Just sixteen months into her term as Michigan’s governor, Whitmer is already a prominent midwestern Democratic figure. Whitmer previously served as a leader in the state senate as well as a county prosecutor, but the governorship marked the beginning of her quick ascent that also included the official party response to the State of the Union Address. However, Governor Whitmer has experienced some recent woes as she leads her state during the COVID-19 pandemic. Thousands of residents descended upon the capitol in Lansing to protest her extension of the state stay-at-home order last month, and she had to cancel contracts to track the spread of the virus after it emerged the firms were aligned with the Democratic Party. The biggest plus for Whitmer is her deep Michigan ties. Trump narrowly carried the state in 2016, and a figure familiar to moderates from Michigan may turn it blue in 2020.
Senator Kamala Harris
If this name sounds very familiar, you are not alone. Harris ran for the presidential nomination but became the first major candidate to withdraw last December. Of course, Harris had some notable run-ins with Biden on the debate stage, but all is apparently in past as both want to set our nation on the right track. Senator Harris hails from California, where she has also has also served as the state’s Attorney General as well as the District Attorney of San Francisco. Harris’ campaign issues and poor debate performances add some questions to her potential bid, but there’s no doubting her wealth of experience while being more than twenty years younger than Biden. She has quickly become one of the favorites to be Biden’s choice, though she is more liberal than either Whitmer or Biden. One benefit to Harris is the strength of her seat. California is a safe blue state with a Democratic governor, Gavin Newsome, who would name another Democratic to the Senate were Harris to leave for the VP spot.

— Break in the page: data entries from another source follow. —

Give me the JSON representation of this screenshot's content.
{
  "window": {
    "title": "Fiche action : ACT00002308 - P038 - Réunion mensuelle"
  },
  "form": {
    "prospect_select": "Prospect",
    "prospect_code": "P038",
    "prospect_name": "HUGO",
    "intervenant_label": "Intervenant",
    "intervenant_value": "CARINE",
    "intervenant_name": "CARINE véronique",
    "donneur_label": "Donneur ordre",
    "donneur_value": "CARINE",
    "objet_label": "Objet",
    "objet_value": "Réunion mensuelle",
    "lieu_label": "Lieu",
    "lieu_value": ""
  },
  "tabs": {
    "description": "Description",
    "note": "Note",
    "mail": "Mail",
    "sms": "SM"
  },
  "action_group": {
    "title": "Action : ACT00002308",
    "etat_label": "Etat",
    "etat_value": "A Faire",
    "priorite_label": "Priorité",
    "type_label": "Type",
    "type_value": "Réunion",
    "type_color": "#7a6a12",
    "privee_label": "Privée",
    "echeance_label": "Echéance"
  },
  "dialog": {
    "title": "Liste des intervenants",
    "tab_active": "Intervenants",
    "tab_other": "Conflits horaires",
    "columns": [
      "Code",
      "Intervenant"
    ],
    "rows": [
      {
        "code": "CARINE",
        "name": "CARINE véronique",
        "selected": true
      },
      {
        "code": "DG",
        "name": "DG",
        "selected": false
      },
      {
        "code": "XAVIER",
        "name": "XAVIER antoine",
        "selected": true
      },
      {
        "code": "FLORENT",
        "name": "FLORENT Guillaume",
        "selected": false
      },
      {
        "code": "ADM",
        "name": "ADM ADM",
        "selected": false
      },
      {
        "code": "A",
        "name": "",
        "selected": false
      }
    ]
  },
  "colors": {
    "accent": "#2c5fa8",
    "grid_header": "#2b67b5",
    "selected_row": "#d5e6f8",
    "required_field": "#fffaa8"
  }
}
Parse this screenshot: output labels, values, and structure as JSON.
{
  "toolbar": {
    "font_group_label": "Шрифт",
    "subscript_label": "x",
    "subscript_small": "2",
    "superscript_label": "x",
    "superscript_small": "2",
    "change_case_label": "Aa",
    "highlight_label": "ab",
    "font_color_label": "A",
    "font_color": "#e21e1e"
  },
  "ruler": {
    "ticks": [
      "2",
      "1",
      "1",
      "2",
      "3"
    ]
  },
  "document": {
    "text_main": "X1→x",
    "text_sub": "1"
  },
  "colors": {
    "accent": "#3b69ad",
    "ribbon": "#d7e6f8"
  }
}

Senator Elizabeth Warren
Warren is another of Biden’s former foes turned friends. Like Harris, the Senator from Massachusetts ran for the Democratic nomination and dropped out earlier this year. While Harris suspended her campaign before primaries began, Warren had some noted struggles in the contest before her own withdrawal. The most notable was a third-place finish in her home state, with just two other active candidates finishing below her. That said, Warren can still be very valuable to the Biden campaign. She has over seven years of Senate experience and another few years of national work with the Consumer Financial Protection Bureau and the Congressional Oversight Panel. Warren is also the most liberal of the contenders for the VP spot, often allying with the more progressive part of the party. Though Massachusetts isn’t overly likely to swing towards the Republicans in the presidential race, Harris has one advantage over Warren. If Warren leaves her seat for the Vice Presidency, Charlie Baker, the Republican governor of Massachusetts, would more than likely appoint a GOP Senator to fill Warren’s seat.
Senator Tammy Duckworth
I looked at few names for this forth spot, but ultimately I went with a mix of the first three, on the surface at least. Duckworth is a midwesterner and a senator but may not have the household name of other choices. She is also a veteran, having served as a US Army helicopter pilot in Iraq and losing both of her legs in combat. Duckworth is the only female with a disability and the only Thai-American woman ever elected to the US Senate while also becoming the first sitting Senator to give birth after her second daughter Maile was born in 2018. More than that, between her service and her election to the Senate, Duckworth also accumulated ample experience with the Department of Veterans’ Affairs and in the US House of Representatives. Like Harris, her candidacy may be boosted by the safety of her seat in relatively liberal Illinois. That said, the last Illinois Senator to move to the executive branch, 44th President Barack Obama, saw his seat taken by Republican in the next special election. Interestingly it was that man, Mark Burris, who lost to Duckworth in 2016.
Whoever he picks, Biden will need to show a united front to give the Democrats a shot against the incumbent Trump/Pence ticket in November.